Facebook chief Mark Zuckerberg tells the US House Committee on Energy and Commerce how the company will boost personal data protection as the EU's General Data Protection Regulation (GDPR) comes into effect May 25 (Photo: AFP/SAUL LOEB)

LISTEN: That awkward conversation we need to have with Facebook, an episode on The Pulse podcast

Disclosure processes can be crafted to address key governance issues like potential incident response mechanisms in the event of a breach, or the actual response mechanisms. 

Businesses must have a legitimate reason to collect or process that data, what is known as “lawful basis”, and that doesn’t include an option of “because we wanted to do something cool with that data”. 

For most organisations the four valid options for lawful basis include: Consent, contract, legal obligation or legitimate interests. Consent must be granted prior to data collection and can be revoked at any time. An opt-out model for collection isn’t a valid option as the French judgement against Google confirmed. 

It may seem like legitimate interests can offer huge leeway to businesses to use people’s data but it must also meet reasonable expectations. For example, the proposed collection and processing options must be the within the realm of what a normal user might expect and be necessary to the delivery of that service. 


Transactions include operations carried out by employees, other organisations’ data, and customers — even those receiving a free service. 

While it might be tempting to assume that if your organisation only operates in a specific geographic region outside of the EU then no GDPR obligations exist, the reality is that if your organisation might interact with an EU resident and collect data during that interaction, then GDPR is something you need to be aware of.

New EU data protection rules are likely to radically change how websites use and share personal
The EU data protection rules are changing how websites use and share personal information and track users. (Photo: AFP/Pau Barrena)

READ: If only privacy agreements were readable. Most aren't, a commentary

Investment in compliance efforts can be costly for organisations. But it’s important to keep in mind that since privacy and security are closely related, the primary business advantage for comprehensive GDPR implementation is the safeguarding of customer goodwill. 

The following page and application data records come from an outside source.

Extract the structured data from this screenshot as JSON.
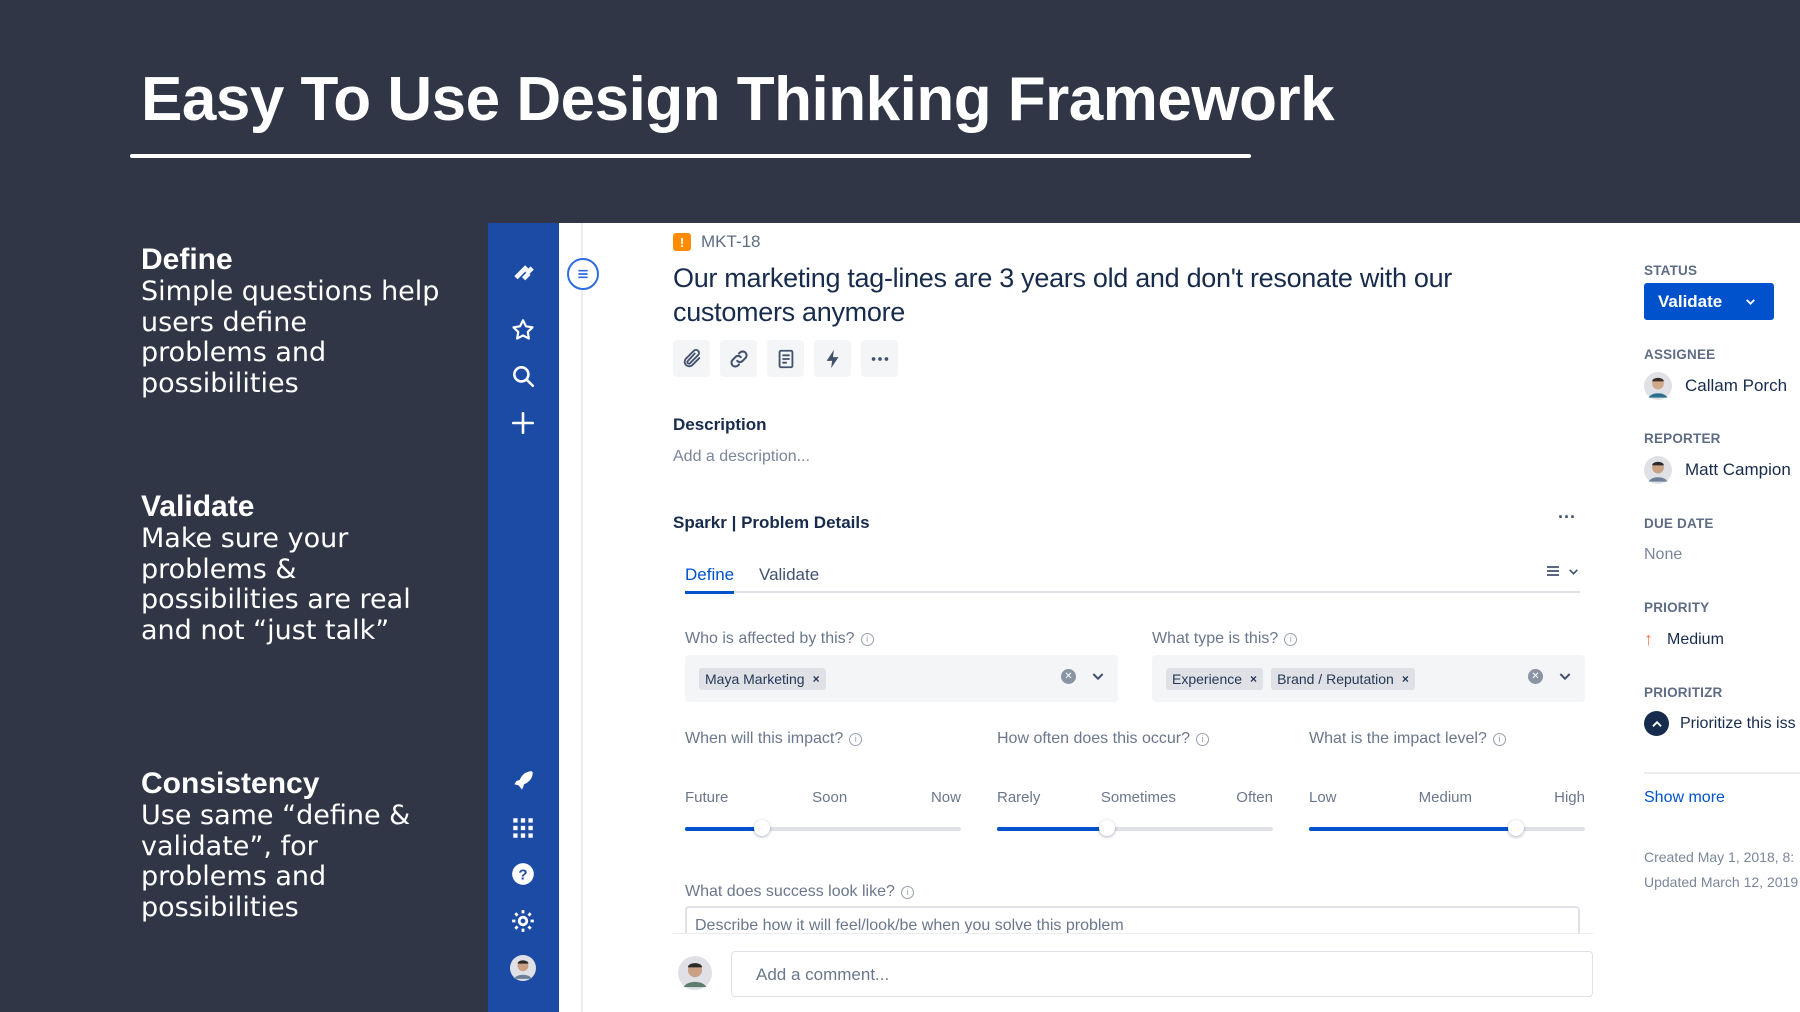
{
  "slide": {
    "title": "Easy To Use Design Thinking Framework",
    "features": [
      {
        "heading": "Define",
        "text": "Simple questions help users define problems and possibilities"
      },
      {
        "heading": "Validate",
        "text": "Make sure your problems & possibilities are real and not “just talk”"
      },
      {
        "heading": "Consistency",
        "text": "Use same “define & validate”, for problems and possibilities"
      }
    ]
  },
  "issue": {
    "key": "MKT-18",
    "type_icon": "!",
    "title": "Our marketing tag-lines are 3 years old and don't resonate with our customers anymore",
    "toolbar_icons": [
      "attachment-icon",
      "link-icon",
      "page-icon",
      "lightning-icon",
      "more-icon"
    ],
    "description_label": "Description",
    "description_placeholder": "Add a description..."
  },
  "panel": {
    "title": "Sparkr | Problem Details",
    "more": "···",
    "tabs": [
      "Define",
      "Validate"
    ],
    "active_tab": "Define",
    "q_affected": "Who is affected by this?",
    "affected_chips": [
      "Maya Marketing"
    ],
    "q_type": "What type is this?",
    "type_chips": [
      "Experience",
      "Brand / Reputation"
    ],
    "chip_remove": "×",
    "scales": [
      {
        "question": "When will this impact?",
        "labels": [
          "Future",
          "Soon",
          "Now"
        ],
        "value_pct": 28
      },
      {
        "question": "How often does this occur?",
        "labels": [
          "Rarely",
          "Sometimes",
          "Often"
        ],
        "value_pct": 40
      },
      {
        "question": "What is the impact level?",
        "labels": [
          "Low",
          "Medium",
          "High"
        ],
        "value_pct": 75
      }
    ],
    "q_success": "What does success look like?",
    "success_placeholder": "Describe how it will feel/look/be when you solve this problem"
  },
  "comment": {
    "placeholder": "Add a comment..."
  },
  "details": {
    "status_label": "STATUS",
    "status_value": "Validate",
    "assignee_label": "ASSIGNEE",
    "assignee": "Callam Porch",
    "reporter_label": "REPORTER",
    "reporter": "Matt Campion",
    "due_label": "DUE DATE",
    "due_value": "None",
    "priority_label": "PRIORITY",
    "priority_value": "Medium",
    "prioritizr_label": "PRIORITIZR",
    "prioritizr_value": "Prioritize this iss",
    "show_more": "Show more",
    "created": "Created May 1, 2018, 8:",
    "updated": "Updated March 12, 2019"
  },
  "colors": {
    "slide_bg": "#303645",
    "nav_blue": "#1c4ba5",
    "accent": "#0052cc"
  }
}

Reputational and brand damage occur with any data breach. When a breach is disclosed, public confidence in the security measures employed to secure a user’s personal data are questioned. 

Following a data breach, business operations may be impaired while addressing updated security and regulatory oversight for months if not longer, not to mention the fines or sanctions that could be imposed. 

As with the French judgement against Google earlier this year, the fines can be substantial but the lasting impact might be to how products are designed. 

In the end, improvements in privacy management pay dividends as consumer confidence in products and services that operate securely attract new customers.

Tim Mackey is Principal Security Strategist at Synopsys’ Cybersecurity Research Center (CyRC). 

Source: CNA/nr(sl)